Listen to this track by one of the founders of drone rock and former member of the Velvet Underground John Cale. It’s “Paris 1919”, the title track from his acclaimed 1973 album of the same name, Paris 1919, featuring a plethora of literary references as well as a lush pop sound that wouldn’t be out of place in the catalogues of Paul McCartney or the Moody Blues.
It may well be the only record to include both Dylan Thomas, who is referenced in the lyrics, and Little Feat, whom Cale used as a backing group on the record.

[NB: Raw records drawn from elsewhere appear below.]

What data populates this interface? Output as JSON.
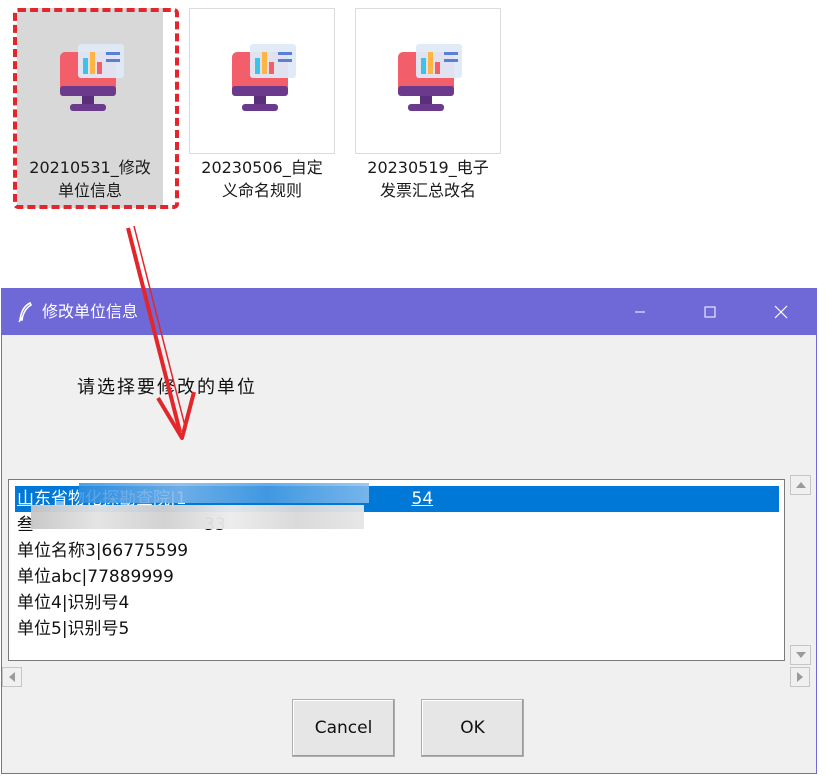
{
  "desktop": {
    "files": [
      {
        "line1": "20210531_修改",
        "line2": "单位信息",
        "selected": true
      },
      {
        "line1": "20230506_自定",
        "line2": "义命名规则",
        "selected": false
      },
      {
        "line1": "20230519_电子",
        "line2": "发票汇总改名",
        "selected": false
      }
    ]
  },
  "dialog": {
    "title": "修改单位信息",
    "prompt": "请选择要修改的单位",
    "list_items": [
      "山东省物化探勘查院|1",
      "叁",
      "单位名称3|66775599",
      "单位abc|77889999",
      "单位4|识别号4",
      "单位5|识别号5"
    ],
    "list_item_suffixes": [
      "54",
      "33",
      "",
      "",
      "",
      ""
    ],
    "cancel_label": "Cancel",
    "ok_label": "OK"
  },
  "colors": {
    "titlebar": "#6f69d8",
    "selection": "#0078d7",
    "annotation_red": "#e3262b"
  }
}
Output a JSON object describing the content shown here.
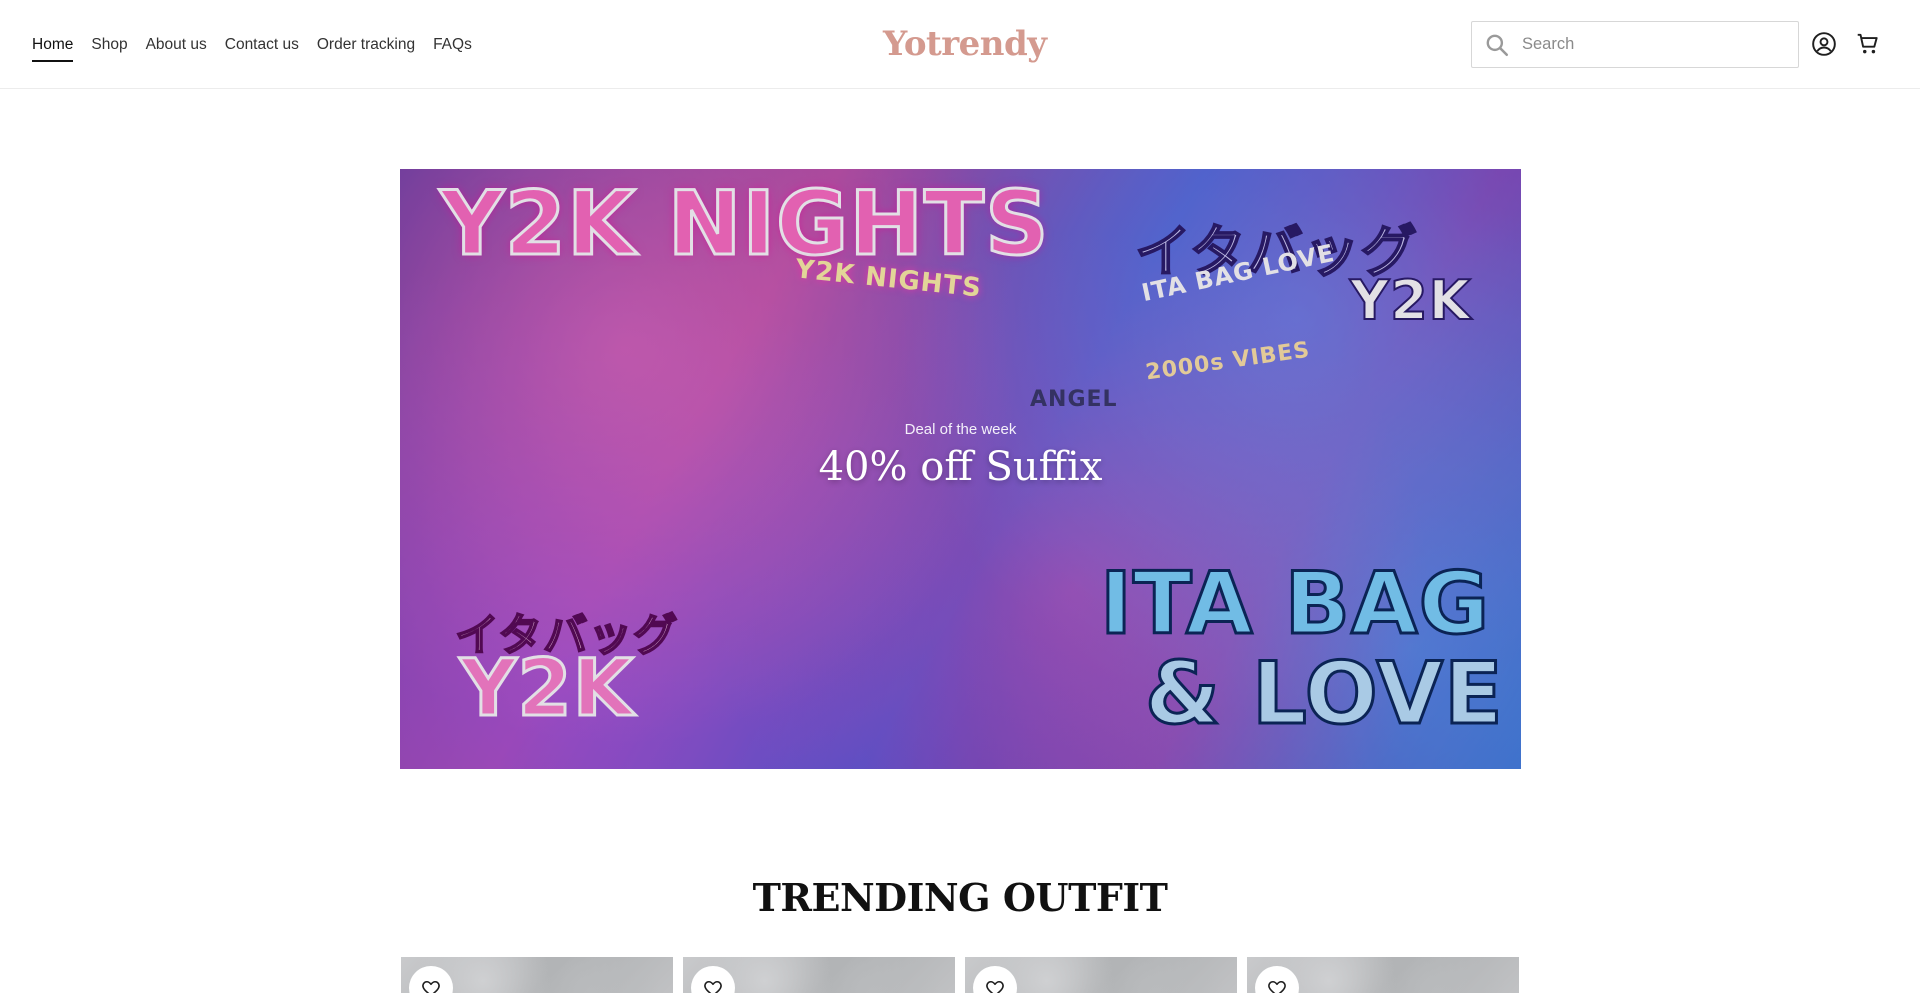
{
  "nav": {
    "items": [
      {
        "label": "Home"
      },
      {
        "label": "Shop"
      },
      {
        "label": "About us"
      },
      {
        "label": "Contact us"
      },
      {
        "label": "Order tracking"
      },
      {
        "label": "FAQs"
      }
    ],
    "active": "Home"
  },
  "brand": {
    "logo": "Yotrendy",
    "logo_color": "#d49a8f"
  },
  "search": {
    "placeholder": "Search"
  },
  "icons": {
    "search": "search-icon",
    "account": "account-icon",
    "cart": "cart-icon",
    "wishlist": "heart-icon"
  },
  "hero": {
    "eyebrow": "Deal of the week",
    "headline": "40% off Suffix",
    "art_text": {
      "y2k_nights": "Y2K NIGHTS",
      "jp_top": "イタバッグ",
      "y2k_top": "Y2K",
      "ita_bag": "ITA BAG",
      "love": "& LOVE",
      "jp_bottom": "イタバッグ",
      "y2k_bottom": "Y2K",
      "neon_sign": "Y2K NIGHTS",
      "ita_bag_love_sign": "ITA BAG LOVE",
      "vibes_sign": "2000s VIBES",
      "shirt": "ANGEL"
    }
  },
  "trending": {
    "title": "TRENDING OUTFIT"
  }
}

The scope of John Cale’s musical interest, influence, and hands on involvement is one of the widest in rock history. As a musician, he’s graced the albums of artists ranging from Nick Drake to the Patti Smith Group. As a producer, he’s guided the sessions of acts from the Stooges to the Modern Lovers, to Alejandro Escovedo. As such, unexpected stylistic left-turns from Cale are to be oddly expected left-turns. And this song, and the album off of which it comes is one such turn, albeit one of his most accessible.